Exercise details: Because the listing below is to be kept intact, restate all of it word for word.

┏━━

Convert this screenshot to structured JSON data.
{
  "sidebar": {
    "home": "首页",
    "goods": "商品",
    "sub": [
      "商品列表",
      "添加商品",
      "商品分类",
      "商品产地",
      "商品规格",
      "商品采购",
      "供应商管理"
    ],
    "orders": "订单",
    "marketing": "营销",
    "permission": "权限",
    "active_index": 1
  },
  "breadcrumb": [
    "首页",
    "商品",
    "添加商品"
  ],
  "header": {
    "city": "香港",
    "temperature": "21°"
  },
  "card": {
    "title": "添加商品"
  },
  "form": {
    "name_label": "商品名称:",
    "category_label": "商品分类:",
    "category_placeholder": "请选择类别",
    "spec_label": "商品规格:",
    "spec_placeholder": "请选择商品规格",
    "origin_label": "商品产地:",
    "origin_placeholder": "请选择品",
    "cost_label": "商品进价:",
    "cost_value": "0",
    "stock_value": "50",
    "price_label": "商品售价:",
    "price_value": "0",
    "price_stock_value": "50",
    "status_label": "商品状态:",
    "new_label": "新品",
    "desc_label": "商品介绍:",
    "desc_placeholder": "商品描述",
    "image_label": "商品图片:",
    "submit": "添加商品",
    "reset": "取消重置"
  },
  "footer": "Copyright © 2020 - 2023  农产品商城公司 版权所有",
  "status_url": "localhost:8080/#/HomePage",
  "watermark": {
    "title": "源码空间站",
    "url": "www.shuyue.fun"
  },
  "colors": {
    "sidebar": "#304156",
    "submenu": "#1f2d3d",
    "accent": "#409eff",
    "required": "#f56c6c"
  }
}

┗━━

Result for this task:
Convert this screenshot to structured JSON data.
{
  "sidebar": {
    "home": "首页",
    "goods": "商品",
    "sub": [
      "商品列表",
      "添加商品",
      "商品分类",
      "商品产地",
      "商品规格",
      "商品采购",
      "供应商管理"
    ],
    "orders": "订单",
    "marketing": "营销",
    "permission": "权限",
    "active_index": 1
  },
  "breadcrumb": [
    "首页",
    "商品",
    "添加商品"
  ],
  "header": {
    "city": "香港",
    "temperature": "21°"
  },
  "card": {
    "title": "添加商品"
  },
  "form": {
    "name_label": "商品名称:",
    "category_label": "商品分类:",
    "category_placeholder": "请选择类别",
    "spec_label": "商品规格:",
    "spec_placeholder": "请选择商品规格",
    "origin_label": "商品产地:",
    "origin_placeholder": "请选择品",
    "cost_label": "商品进价:",
    "cost_value": "0",
    "stock_value": "50",
    "price_label": "商品售价:",
    "price_value": "0",
    "price_stock_value": "50",
    "status_label": "商品状态:",
    "new_label": "新品",
    "desc_label": "商品介绍:",
    "desc_placeholder": "商品描述",
    "image_label": "商品图片:",
    "submit": "添加商品",
    "reset": "取消重置"
  },
  "footer": "Copyright © 2020 - 2023  农产品商城公司 版权所有",
  "status_url": "localhost:8080/#/HomePage",
  "watermark": {
    "title": "源码空间站",
    "url": "www.shuyue.fun"
  },
  "colors": {
    "sidebar": "#304156",
    "submenu": "#1f2d3d",
    "accent": "#409eff",
    "required": "#f56c6c"
  }
}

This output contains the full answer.